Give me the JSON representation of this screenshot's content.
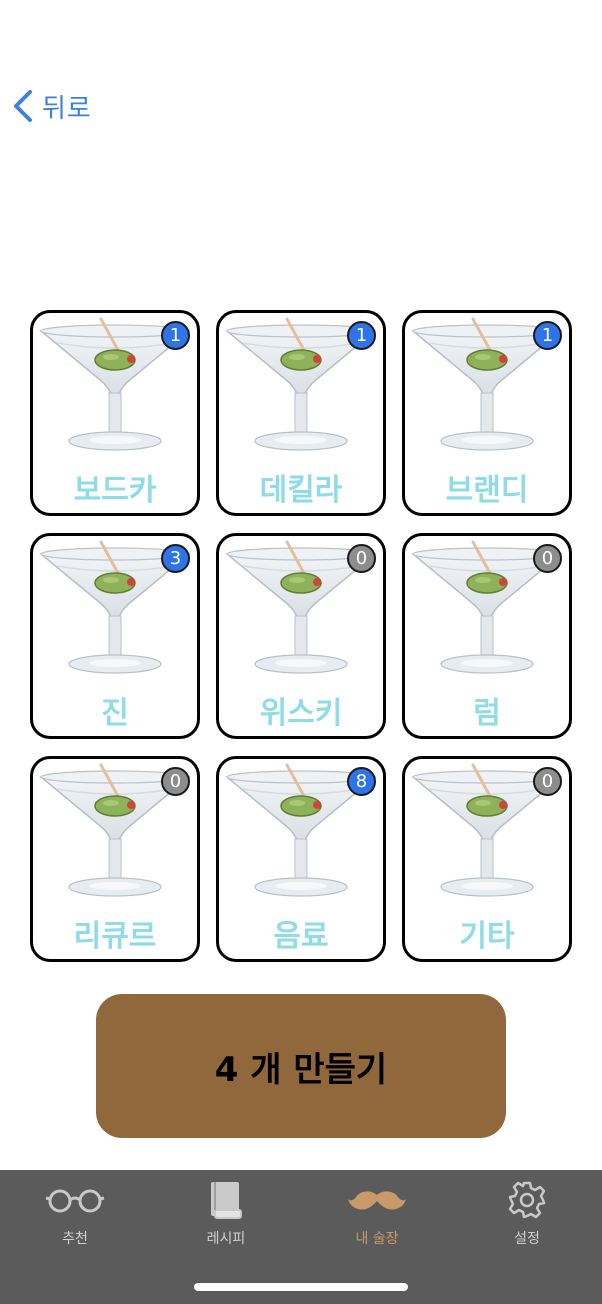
{
  "nav": {
    "back_label": "뒤로"
  },
  "categories": [
    {
      "label": "보드카",
      "count": "1"
    },
    {
      "label": "데킬라",
      "count": "1"
    },
    {
      "label": "브랜디",
      "count": "1"
    },
    {
      "label": "진",
      "count": "3"
    },
    {
      "label": "위스키",
      "count": "0"
    },
    {
      "label": "럼",
      "count": "0"
    },
    {
      "label": "리큐르",
      "count": "0"
    },
    {
      "label": "음료",
      "count": "8"
    },
    {
      "label": "기타",
      "count": "0"
    }
  ],
  "make_button": {
    "label": "4 개 만들기"
  },
  "tabs": [
    {
      "label": "추천",
      "icon": "glasses-icon"
    },
    {
      "label": "레시피",
      "icon": "book-icon"
    },
    {
      "label": "내 술장",
      "icon": "mustache-icon",
      "active": true
    },
    {
      "label": "설정",
      "icon": "gear-icon"
    }
  ],
  "colors": {
    "accent_blue": "#2f73e8",
    "badge_zero": "#8d8d8d",
    "label_cyan": "#8fdbe8",
    "button_brown": "#91683c",
    "tab_active": "#c79a67",
    "tabbar_bg": "#5b5b5b"
  }
}
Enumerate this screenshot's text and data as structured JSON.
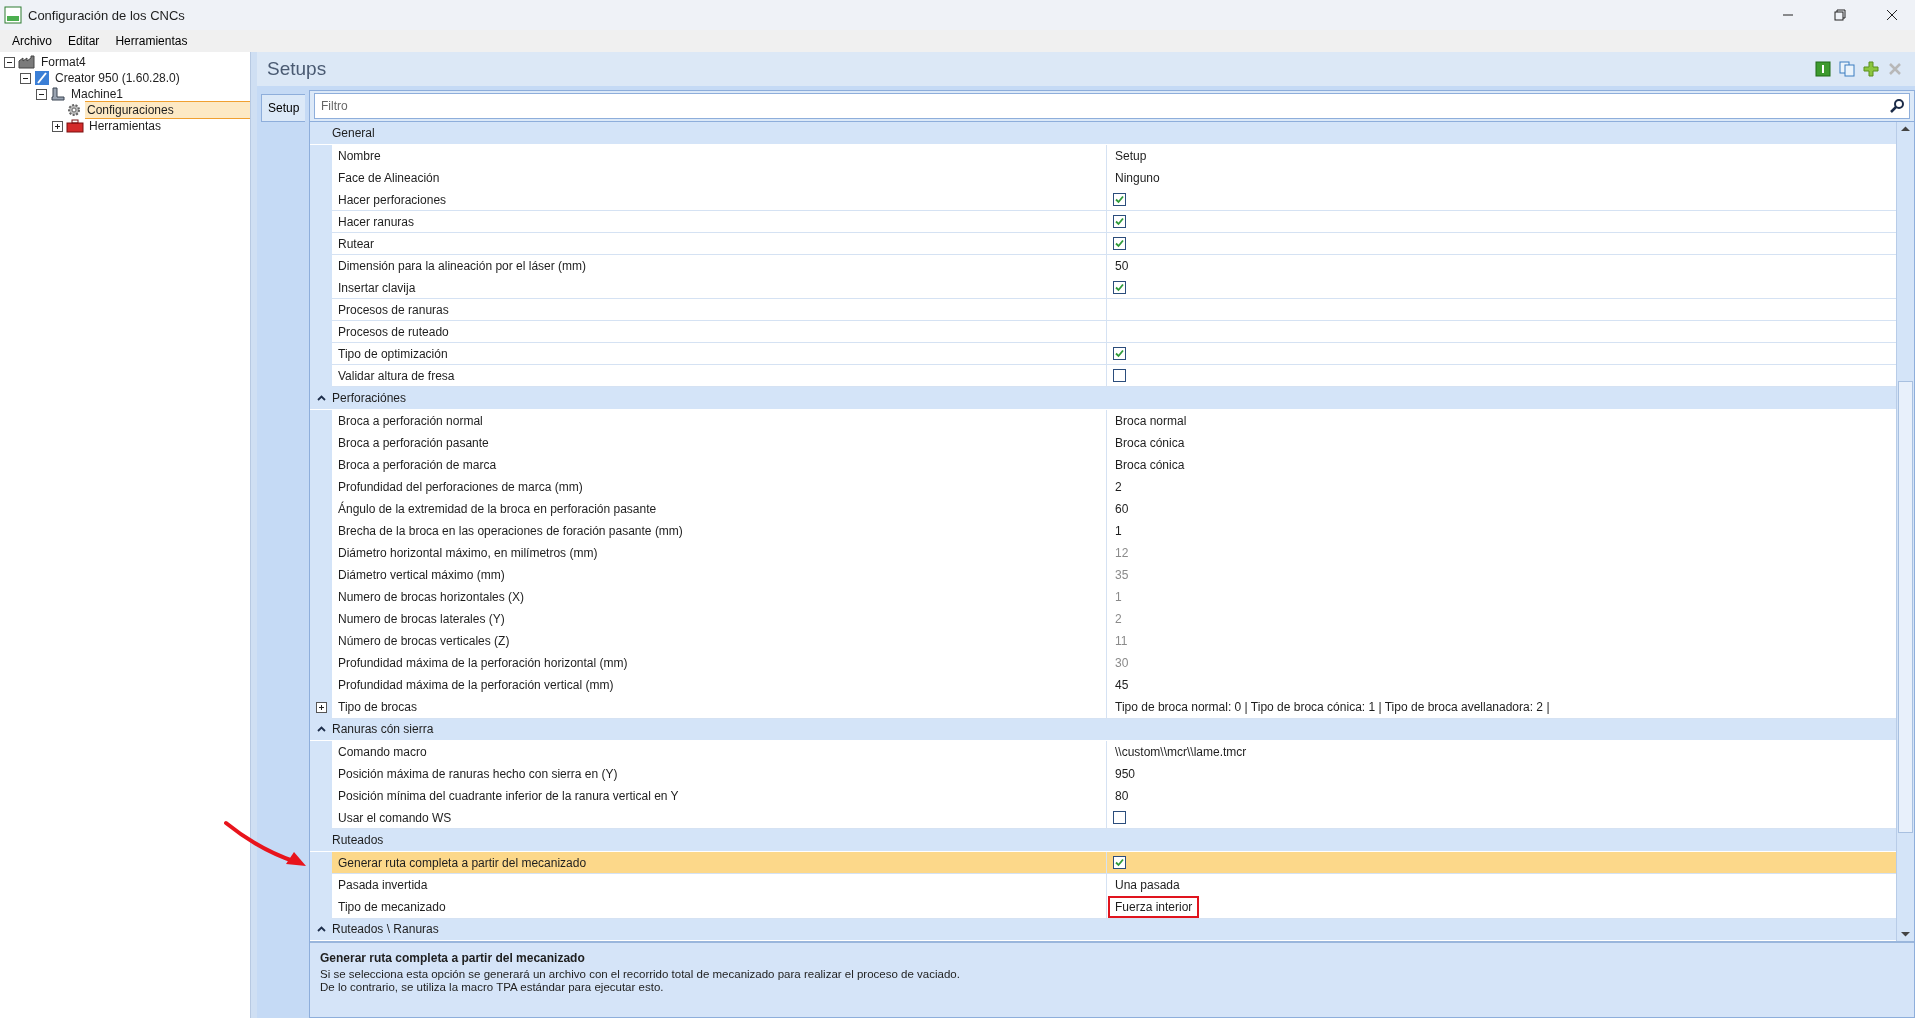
{
  "window": {
    "title": "Configuración de los CNCs"
  },
  "menu": [
    "Archivo",
    "Editar",
    "Herramientas"
  ],
  "tree": [
    {
      "label": "Format4",
      "kind": "project",
      "expanded": true,
      "selected": false,
      "children": [
        {
          "label": "Creator 950 (1.60.28.0)",
          "kind": "product",
          "expanded": true,
          "selected": false,
          "children": [
            {
              "label": "Machine1",
              "kind": "machine",
              "expanded": true,
              "selected": false,
              "children": [
                {
                  "label": "Configuraciones",
                  "kind": "settings",
                  "selected": true
                },
                {
                  "label": "Herramientas",
                  "kind": "tools",
                  "expanded": false,
                  "selected": false
                }
              ]
            }
          ]
        }
      ]
    }
  ],
  "panel": {
    "title": "Setups",
    "toolbar": [
      {
        "kind": "info",
        "disabled": false
      },
      {
        "kind": "copy",
        "disabled": false
      },
      {
        "kind": "add",
        "disabled": false
      },
      {
        "kind": "delete",
        "disabled": true
      }
    ],
    "tabs": [
      {
        "label": "Setup",
        "selected": true
      }
    ],
    "filter": {
      "placeholder": "Filtro"
    }
  },
  "grid": [
    {
      "kind": "group",
      "label": "General",
      "expander": false,
      "selected": false
    },
    {
      "kind": "text",
      "label": "Nombre",
      "value": "Setup",
      "disabled": false,
      "selected": false
    },
    {
      "kind": "text",
      "label": "Face de Alineación",
      "value": "Ninguno",
      "disabled": false,
      "selected": false
    },
    {
      "kind": "check",
      "label": "Hacer perforaciones",
      "checked": true,
      "selected": false
    },
    {
      "kind": "check",
      "label": "Hacer ranuras",
      "checked": true,
      "selected": false
    },
    {
      "kind": "check",
      "label": "Rutear",
      "checked": true,
      "selected": false
    },
    {
      "kind": "text",
      "label": "Dimensión para la alineación por el láser (mm)",
      "value": "50",
      "disabled": false,
      "selected": false
    },
    {
      "kind": "check",
      "label": "Insertar clavija",
      "checked": true,
      "selected": false
    },
    {
      "kind": "text",
      "label": "Procesos de ranuras",
      "disabled": false,
      "selected": false
    },
    {
      "kind": "text",
      "label": "Procesos de ruteado",
      "disabled": false,
      "selected": false
    },
    {
      "kind": "check",
      "label": "Tipo de optimización",
      "checked": true,
      "selected": false
    },
    {
      "kind": "check",
      "label": "Validar altura de fresa",
      "checked": false,
      "selected": false
    },
    {
      "kind": "group",
      "label": "Perforaciónes",
      "expander": true,
      "selected": false
    },
    {
      "kind": "text",
      "label": "Broca a perforación normal",
      "value": "Broca normal",
      "disabled": false,
      "selected": false
    },
    {
      "kind": "text",
      "label": "Broca a perforación pasante",
      "value": "Broca cónica",
      "disabled": false,
      "selected": false
    },
    {
      "kind": "text",
      "label": "Broca a perforación de marca",
      "value": "Broca cónica",
      "disabled": false,
      "selected": false
    },
    {
      "kind": "text",
      "label": "Profundidad del perforaciones de marca (mm)",
      "value": "2",
      "disabled": false,
      "selected": false
    },
    {
      "kind": "text",
      "label": "Ángulo de la extremidad de la broca en perforación pasante",
      "value": "60",
      "disabled": false,
      "selected": false
    },
    {
      "kind": "text",
      "label": "Brecha de la broca en las operaciones de foración pasante (mm)",
      "value": "1",
      "disabled": false,
      "selected": false
    },
    {
      "kind": "text",
      "label": "Diámetro horizontal máximo, en milímetros (mm)",
      "value": "12",
      "disabled": true,
      "selected": false
    },
    {
      "kind": "text",
      "label": "Diámetro vertical máximo (mm)",
      "value": "35",
      "disabled": true,
      "selected": false
    },
    {
      "kind": "text",
      "label": "Numero de brocas horizontales (X)",
      "value": "1",
      "disabled": true,
      "selected": false
    },
    {
      "kind": "text",
      "label": "Numero de brocas laterales (Y)",
      "value": "2",
      "disabled": true,
      "selected": false
    },
    {
      "kind": "text",
      "label": "Número de brocas verticales (Z)",
      "value": "11",
      "disabled": true,
      "selected": false
    },
    {
      "kind": "text",
      "label": "Profundidad máxima de la perforación horizontal (mm)",
      "value": "30",
      "disabled": true,
      "selected": false
    },
    {
      "kind": "text",
      "label": "Profundidad máxima de la perforación vertical (mm)",
      "value": "45",
      "disabled": false,
      "selected": false
    },
    {
      "kind": "text",
      "label": "Tipo de brocas",
      "value": "Tipo de broca normal: 0  |  Tipo de broca cónica: 1  |  Tipo de broca avellanadora: 2  |",
      "disabled": false,
      "expanded": false,
      "selected": false
    },
    {
      "kind": "group",
      "label": "Ranuras cón sierra",
      "expander": true,
      "selected": false
    },
    {
      "kind": "text",
      "label": "Comando macro",
      "value": "\\\\custom\\\\mcr\\\\lame.tmcr",
      "disabled": false,
      "selected": false
    },
    {
      "kind": "text",
      "label": "Posición máxima de ranuras hecho con sierra en (Y)",
      "value": "950",
      "disabled": false,
      "selected": false
    },
    {
      "kind": "text",
      "label": "Posición mínima del cuadrante inferior de la ranura vertical en Y",
      "value": "80",
      "disabled": false,
      "selected": false
    },
    {
      "kind": "check",
      "label": "Usar el comando WS",
      "checked": false,
      "selected": false
    },
    {
      "kind": "group",
      "label": "Ruteados",
      "expander": false,
      "selected": false
    },
    {
      "kind": "check",
      "label": "Generar ruta completa a partir del mecanizado",
      "checked": true,
      "selected": true,
      "pointer": true
    },
    {
      "kind": "text",
      "label": "Pasada invertida",
      "value": "Una pasada",
      "disabled": false,
      "selected": false
    },
    {
      "kind": "text",
      "label": "Tipo de mecanizado",
      "value": "Fuerza interior",
      "disabled": false,
      "selected": false,
      "boxed": true
    },
    {
      "kind": "group",
      "label": "Ruteados \\ Ranuras",
      "expander": true,
      "selected": false
    }
  ],
  "description": {
    "title": "Generar ruta completa a partir del mecanizado",
    "lines": [
      "Si se selecciona esta opción se generará un archivo con el recorrido total de mecanizado para realizar el proceso de vaciado.",
      "De lo contrario, se utiliza la macro TPA estándar para ejecutar esto."
    ]
  }
}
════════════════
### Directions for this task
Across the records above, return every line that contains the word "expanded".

### Solution to this task
      "expanded": true,
          "expanded": true,
              "expanded": true,
                  "expanded": false,
      "expanded": false,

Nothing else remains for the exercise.